National Skin Cancer Week acts as an important reminder to use sun protection and of the importance of early skin cancer detection for all Australians.
How to prevent skin cancer
Most skin cancers can be prevented by the use of good sun protection. That’s why during National Skin Cancer Action Week, all Australians are urged to use the five forms of sun protection. These are to:
- slip on sun-protective clothing
- slop on SPF30 (or higher) broad-spectrum, water-resistant sunscreen
- slap on a broad-brimmed hat
- seek shade
- slide on sunglasses.
A combination of the five measures, along with getting to know your skin and regularly checking for any changes, are key.
What causes skin cancer?
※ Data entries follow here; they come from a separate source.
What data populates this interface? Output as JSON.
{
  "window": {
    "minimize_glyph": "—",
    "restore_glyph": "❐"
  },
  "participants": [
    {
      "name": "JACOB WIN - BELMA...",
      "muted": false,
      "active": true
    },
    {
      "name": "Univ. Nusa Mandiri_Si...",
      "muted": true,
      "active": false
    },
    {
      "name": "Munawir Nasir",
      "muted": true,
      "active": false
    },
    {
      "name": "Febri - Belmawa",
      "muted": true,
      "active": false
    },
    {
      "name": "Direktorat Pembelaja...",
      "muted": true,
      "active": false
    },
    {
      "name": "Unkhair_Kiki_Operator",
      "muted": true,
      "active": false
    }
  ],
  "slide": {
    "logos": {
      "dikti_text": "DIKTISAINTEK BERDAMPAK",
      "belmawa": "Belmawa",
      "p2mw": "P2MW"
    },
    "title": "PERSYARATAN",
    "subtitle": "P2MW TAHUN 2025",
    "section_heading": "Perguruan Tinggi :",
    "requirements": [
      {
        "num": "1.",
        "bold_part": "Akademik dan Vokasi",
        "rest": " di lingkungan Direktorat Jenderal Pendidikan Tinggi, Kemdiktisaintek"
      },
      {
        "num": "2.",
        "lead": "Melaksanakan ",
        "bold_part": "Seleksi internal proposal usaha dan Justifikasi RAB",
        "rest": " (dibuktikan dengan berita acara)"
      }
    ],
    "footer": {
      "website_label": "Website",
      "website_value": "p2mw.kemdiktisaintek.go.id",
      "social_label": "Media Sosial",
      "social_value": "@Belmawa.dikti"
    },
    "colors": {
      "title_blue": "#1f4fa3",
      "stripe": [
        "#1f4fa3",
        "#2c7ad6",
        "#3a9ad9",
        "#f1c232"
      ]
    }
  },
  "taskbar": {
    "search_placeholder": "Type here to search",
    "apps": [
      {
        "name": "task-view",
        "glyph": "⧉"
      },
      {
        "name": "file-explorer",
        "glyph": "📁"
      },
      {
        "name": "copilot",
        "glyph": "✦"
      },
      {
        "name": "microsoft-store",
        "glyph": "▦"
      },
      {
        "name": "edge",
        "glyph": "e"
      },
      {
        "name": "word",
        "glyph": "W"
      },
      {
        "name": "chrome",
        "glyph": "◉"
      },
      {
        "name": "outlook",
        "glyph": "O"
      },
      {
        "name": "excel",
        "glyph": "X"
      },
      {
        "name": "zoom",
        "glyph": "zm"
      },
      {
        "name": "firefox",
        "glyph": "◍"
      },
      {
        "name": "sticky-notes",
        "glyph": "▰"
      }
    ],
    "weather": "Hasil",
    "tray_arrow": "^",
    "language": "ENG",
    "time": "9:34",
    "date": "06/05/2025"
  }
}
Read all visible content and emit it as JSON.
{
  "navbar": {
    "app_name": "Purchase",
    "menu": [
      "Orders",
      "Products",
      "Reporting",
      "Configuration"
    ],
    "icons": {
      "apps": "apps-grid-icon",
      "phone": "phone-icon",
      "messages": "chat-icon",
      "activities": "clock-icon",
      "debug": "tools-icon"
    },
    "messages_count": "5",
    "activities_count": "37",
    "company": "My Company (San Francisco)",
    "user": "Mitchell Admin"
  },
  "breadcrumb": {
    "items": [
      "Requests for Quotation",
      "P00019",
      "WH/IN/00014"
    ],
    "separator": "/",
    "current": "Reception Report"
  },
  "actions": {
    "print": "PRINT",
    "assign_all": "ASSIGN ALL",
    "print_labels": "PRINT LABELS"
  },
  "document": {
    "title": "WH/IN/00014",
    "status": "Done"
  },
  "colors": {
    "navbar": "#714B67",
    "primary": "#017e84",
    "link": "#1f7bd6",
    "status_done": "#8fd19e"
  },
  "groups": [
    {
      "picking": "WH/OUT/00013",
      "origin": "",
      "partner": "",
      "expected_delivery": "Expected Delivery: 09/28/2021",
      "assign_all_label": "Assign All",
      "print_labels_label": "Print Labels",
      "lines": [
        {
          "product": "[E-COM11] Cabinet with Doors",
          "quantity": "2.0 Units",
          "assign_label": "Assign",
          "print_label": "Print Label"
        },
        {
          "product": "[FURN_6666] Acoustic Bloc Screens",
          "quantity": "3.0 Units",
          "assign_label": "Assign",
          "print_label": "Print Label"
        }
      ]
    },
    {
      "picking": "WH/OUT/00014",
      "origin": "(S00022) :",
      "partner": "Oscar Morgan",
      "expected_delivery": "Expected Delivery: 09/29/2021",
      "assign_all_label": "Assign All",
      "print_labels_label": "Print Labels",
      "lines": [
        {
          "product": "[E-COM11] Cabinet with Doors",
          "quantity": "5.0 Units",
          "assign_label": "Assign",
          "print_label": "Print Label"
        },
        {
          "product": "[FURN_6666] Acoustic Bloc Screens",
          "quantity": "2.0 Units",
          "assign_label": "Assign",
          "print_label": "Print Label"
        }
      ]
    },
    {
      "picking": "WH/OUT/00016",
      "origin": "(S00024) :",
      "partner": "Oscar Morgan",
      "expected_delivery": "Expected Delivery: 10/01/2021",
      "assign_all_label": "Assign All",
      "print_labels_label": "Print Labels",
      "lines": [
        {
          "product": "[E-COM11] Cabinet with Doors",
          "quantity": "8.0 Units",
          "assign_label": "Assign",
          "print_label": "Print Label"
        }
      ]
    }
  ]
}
The majority of skin cancers in Australia are caused by
In Australia, almost 14% of adults, 24% of teenagers and 8% of children are sunburnt on summer weekends. Many people get sunburnt when they are taking part in water sports and activities at the beach or a pool, as well gardening at home or having a barbeque.
Solariums emit UVA and UVB radiation, both known causes of cancer. Cancer Council Australia does not recommend solarium use for cosmetic tanning under any circumstances.
Almost half of Australian adults hold the misguided belief that a tan looks healthy. But a tan is a sign of skin cells in trauma.
With two in three Australians diagnosed with skin cancer by age 70, the action week is an important reminder of the risks of exposure to UV radiation, the need for sun protection and early skin cancer detection for all Australians.
What you can do today to prevent skin cancer
1. Be Sun Smart
Put on a sunscreen if you know you’re going to be in the sun for a while. It’s better to prevent the problem beforehand than to fix it after you get sunburnt.
2. Know Your Risk
The sooner you can identify the risk, the less chance of you developing skin cancer.
It is recommended that all adults should have their skin check every 3 months or once a year at least.